- Directions -
Scan the records below for the word "Integration". Copy each line where it appears.

- Entries from a dataset of interfaces -
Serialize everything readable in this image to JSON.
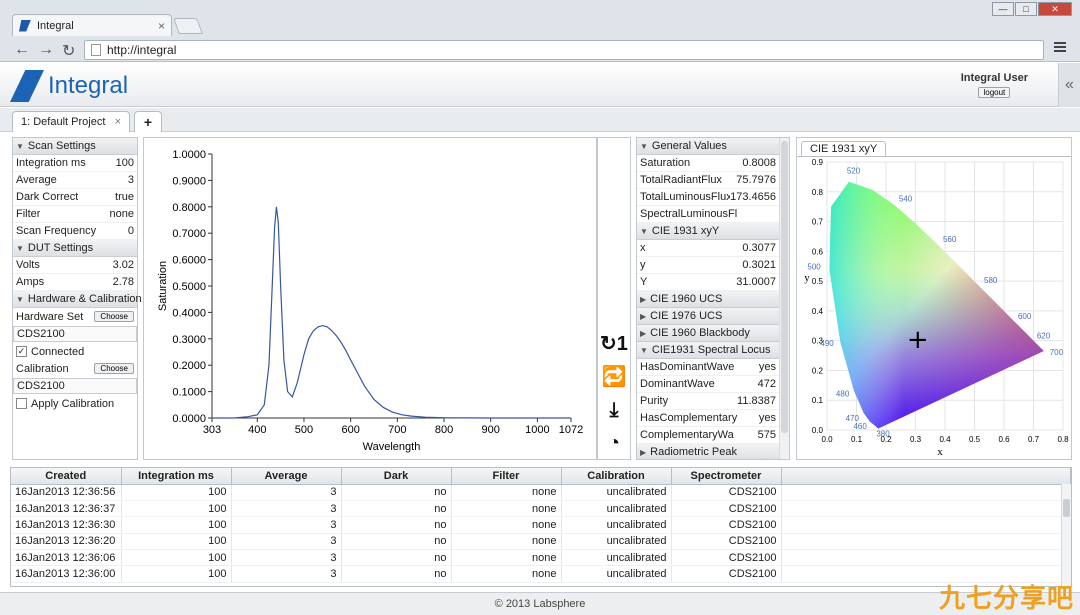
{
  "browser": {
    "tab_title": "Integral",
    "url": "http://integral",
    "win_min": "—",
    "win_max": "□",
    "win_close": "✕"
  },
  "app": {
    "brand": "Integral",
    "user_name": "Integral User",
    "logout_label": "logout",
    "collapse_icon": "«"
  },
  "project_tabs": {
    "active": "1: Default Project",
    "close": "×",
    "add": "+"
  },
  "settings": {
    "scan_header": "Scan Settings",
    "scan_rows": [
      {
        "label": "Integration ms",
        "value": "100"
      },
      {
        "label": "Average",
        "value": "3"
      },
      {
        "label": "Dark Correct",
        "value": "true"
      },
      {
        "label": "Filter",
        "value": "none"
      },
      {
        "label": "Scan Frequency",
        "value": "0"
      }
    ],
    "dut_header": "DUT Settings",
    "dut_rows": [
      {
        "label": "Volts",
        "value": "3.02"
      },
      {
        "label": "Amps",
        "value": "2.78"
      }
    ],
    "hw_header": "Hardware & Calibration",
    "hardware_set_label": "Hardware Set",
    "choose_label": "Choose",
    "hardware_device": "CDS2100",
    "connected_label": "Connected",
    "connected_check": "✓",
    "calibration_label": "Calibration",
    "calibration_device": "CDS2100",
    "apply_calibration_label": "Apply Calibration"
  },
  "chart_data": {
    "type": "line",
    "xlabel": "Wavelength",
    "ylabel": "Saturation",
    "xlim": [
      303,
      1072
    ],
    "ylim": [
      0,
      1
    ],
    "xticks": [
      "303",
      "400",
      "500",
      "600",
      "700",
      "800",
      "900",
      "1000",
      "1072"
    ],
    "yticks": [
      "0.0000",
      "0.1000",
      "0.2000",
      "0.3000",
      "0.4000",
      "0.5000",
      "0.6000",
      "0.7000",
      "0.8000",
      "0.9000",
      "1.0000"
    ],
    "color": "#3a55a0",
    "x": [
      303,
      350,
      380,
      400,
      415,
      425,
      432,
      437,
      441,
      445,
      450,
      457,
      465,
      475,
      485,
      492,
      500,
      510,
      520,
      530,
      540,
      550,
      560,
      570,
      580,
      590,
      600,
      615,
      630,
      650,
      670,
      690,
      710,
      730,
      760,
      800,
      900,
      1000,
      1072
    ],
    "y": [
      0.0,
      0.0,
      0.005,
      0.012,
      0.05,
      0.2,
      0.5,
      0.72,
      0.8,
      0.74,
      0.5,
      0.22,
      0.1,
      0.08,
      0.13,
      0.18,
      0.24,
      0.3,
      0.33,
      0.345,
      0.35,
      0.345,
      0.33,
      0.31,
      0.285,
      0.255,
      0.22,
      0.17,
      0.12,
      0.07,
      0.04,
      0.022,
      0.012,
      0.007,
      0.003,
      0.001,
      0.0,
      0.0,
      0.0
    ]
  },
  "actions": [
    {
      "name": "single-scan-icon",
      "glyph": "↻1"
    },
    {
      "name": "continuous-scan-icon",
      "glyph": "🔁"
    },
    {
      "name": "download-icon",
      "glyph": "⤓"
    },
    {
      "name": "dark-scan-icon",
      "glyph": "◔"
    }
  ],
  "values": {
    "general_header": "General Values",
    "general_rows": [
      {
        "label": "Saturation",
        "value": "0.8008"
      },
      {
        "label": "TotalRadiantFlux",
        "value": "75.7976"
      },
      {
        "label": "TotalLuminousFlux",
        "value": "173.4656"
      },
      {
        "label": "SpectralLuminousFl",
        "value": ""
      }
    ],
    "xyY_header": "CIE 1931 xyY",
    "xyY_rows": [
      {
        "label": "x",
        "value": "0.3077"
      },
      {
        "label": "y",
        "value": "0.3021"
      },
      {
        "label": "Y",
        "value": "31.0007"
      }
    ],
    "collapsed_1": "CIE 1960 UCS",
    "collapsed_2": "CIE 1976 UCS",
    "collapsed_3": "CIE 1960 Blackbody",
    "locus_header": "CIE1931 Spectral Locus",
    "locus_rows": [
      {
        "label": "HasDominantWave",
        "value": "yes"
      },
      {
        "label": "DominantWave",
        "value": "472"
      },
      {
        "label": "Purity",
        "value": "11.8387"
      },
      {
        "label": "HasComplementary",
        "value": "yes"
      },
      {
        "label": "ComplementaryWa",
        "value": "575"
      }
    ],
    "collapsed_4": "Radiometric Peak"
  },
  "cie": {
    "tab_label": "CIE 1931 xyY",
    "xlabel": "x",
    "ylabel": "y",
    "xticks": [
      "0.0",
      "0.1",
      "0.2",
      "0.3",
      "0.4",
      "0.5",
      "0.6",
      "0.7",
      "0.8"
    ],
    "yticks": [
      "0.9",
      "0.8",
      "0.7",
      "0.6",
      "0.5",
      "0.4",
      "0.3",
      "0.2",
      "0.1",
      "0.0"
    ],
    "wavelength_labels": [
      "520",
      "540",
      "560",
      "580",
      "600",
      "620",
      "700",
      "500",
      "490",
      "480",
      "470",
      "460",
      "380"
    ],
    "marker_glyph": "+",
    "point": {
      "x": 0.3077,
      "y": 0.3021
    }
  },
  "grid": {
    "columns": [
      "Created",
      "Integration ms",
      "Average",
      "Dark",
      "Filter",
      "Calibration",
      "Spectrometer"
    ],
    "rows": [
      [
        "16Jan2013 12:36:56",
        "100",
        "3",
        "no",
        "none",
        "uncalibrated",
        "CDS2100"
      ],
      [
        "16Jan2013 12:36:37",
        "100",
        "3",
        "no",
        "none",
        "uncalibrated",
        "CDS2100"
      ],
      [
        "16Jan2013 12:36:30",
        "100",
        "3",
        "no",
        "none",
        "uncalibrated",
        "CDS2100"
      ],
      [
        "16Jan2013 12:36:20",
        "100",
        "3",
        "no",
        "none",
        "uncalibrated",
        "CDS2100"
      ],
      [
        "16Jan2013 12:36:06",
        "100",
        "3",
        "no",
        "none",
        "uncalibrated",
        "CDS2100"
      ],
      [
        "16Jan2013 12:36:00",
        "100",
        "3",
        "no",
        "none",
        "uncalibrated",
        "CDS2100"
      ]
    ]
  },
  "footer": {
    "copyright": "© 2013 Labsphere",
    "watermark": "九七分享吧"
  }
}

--

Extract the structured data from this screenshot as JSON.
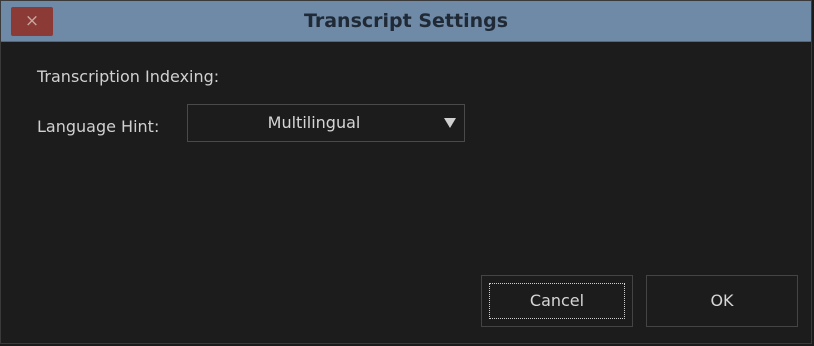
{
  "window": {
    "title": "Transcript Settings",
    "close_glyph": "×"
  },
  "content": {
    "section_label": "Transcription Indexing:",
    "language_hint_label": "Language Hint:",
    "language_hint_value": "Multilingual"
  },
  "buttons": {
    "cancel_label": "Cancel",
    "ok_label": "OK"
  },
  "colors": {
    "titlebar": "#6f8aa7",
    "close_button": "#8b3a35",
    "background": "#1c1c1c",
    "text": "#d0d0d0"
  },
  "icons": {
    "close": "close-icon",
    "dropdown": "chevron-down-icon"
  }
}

- Written reply -
        "label": "Integration ms",
      "Integration ms",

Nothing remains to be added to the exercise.